POGO looking for more Stryker info

Tell us the Truth about the Stryker

The Project On Government Oversight, the organization that made the Initial Impressions report on the Stryker’s performance public, has put out a call for opinions from Stryker Brigade soldiers.

Hard to tell whether they really want the facts or if they’re simply looking to build their case that the Stryker isn’t all that great. I’ll give them credit for publicly asking for opinions from those who would know, though.

I’ve been remiss about following up on that report. To be honest, I was a bit surprised by the amount of coverage the whole thing received. As I mentioned in my first post on the report, it really looks like a good review of lessons learned during the first year in Iraq, and is exactly the sort of thing we should expect (demand?) from our military. Nothing, especially a new vehicle in a new environment, is going to be even close to perfect, and measuring real-world performance and making corrections is the only way to get there.

Rather than seeing the report as a damning condemnation, I simply see it as a step in the process of making the Stryker the best that it can be.
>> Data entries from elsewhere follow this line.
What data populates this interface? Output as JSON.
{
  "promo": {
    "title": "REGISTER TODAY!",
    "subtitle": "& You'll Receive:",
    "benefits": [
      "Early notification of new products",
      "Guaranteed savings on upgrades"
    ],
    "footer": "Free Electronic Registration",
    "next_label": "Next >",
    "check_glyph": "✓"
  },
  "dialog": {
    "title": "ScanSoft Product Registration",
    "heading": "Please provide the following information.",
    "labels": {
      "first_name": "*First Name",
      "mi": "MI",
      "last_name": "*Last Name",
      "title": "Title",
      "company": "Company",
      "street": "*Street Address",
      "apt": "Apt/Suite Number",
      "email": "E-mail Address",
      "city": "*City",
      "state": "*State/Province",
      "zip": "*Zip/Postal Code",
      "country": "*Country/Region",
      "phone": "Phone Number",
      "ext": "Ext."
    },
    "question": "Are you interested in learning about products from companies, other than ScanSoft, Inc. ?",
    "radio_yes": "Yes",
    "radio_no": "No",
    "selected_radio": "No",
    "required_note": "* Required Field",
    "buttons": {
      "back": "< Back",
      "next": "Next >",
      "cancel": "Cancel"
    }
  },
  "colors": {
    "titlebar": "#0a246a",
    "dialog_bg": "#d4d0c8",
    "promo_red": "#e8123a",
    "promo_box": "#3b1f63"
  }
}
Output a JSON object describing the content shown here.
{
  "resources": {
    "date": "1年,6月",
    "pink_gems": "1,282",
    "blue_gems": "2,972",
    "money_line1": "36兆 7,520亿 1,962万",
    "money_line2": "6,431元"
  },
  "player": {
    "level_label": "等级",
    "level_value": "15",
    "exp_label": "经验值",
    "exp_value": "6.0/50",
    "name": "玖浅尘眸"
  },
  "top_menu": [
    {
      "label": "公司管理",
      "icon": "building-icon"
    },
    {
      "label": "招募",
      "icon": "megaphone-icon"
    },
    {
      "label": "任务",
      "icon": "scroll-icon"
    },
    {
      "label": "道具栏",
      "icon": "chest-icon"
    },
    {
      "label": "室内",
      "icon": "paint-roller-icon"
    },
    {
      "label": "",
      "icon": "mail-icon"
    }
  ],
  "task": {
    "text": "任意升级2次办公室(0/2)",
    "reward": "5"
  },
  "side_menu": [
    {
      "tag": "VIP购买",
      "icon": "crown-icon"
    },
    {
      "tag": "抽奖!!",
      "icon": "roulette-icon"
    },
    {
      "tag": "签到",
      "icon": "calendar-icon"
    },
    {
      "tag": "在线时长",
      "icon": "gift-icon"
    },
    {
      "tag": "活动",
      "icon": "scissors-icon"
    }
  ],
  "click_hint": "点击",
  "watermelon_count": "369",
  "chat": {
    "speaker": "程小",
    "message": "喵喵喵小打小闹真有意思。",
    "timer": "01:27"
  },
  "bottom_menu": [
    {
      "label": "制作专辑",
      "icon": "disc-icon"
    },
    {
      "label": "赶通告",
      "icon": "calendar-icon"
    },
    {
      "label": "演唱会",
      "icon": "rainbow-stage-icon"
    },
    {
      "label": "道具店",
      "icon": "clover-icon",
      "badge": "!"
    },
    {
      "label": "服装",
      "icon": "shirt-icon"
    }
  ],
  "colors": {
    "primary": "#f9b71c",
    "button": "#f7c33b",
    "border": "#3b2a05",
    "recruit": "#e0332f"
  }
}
  1. The Initial Impressions Report lacks detailed data and context, probably deliberately for OPSEC concerns. This leaves a lot of room to misinterpret the summaries. I detailed this in POGO’s comments sction on the related post. While the intention may be sincere, my gut reaction is that they are trolling for bad news the same way John Kerry is looking for military families to write him about the hardships they’ve had to endure. http://www.johnkerry.com/action/shareyourstory.php

  2. this is a repost from what I wrote at the POGO blog http://pogoblog.typepad.com/pogo/2005/04/tell_us_the_tru.html#comments Ryan, I don’t think anyone at POGO doubts that many soldiers think the Stryker is a great vehicle. And we want to know if that’s true [clearly many do]. But a videotape distributed by the Army filled to the brim with positive testimonies about the Stryker in response to the public airing of the Army’s own critical eval of the Stryker is fishy (and a little schizo if you think about it). It looks like the Army’s doing damage control. I’ll be straight up. We’re looking for the whole story, not just the negatives. That said, we do emphasize problems, because the people who give these vehicles a positive spin–the defense contractors, embarrassment-averse officials, pork-addicted politicians, etc–are much more powerful. We don’t make up the problems we point out, this is what the Army itself has said in its own internal documents. Although I’m not ex-military, my dad is and many POGO employees are as well. Regardless, we might disagree over our final interpretations and recommendations, but we all want the best for our troops. -Nick at POGO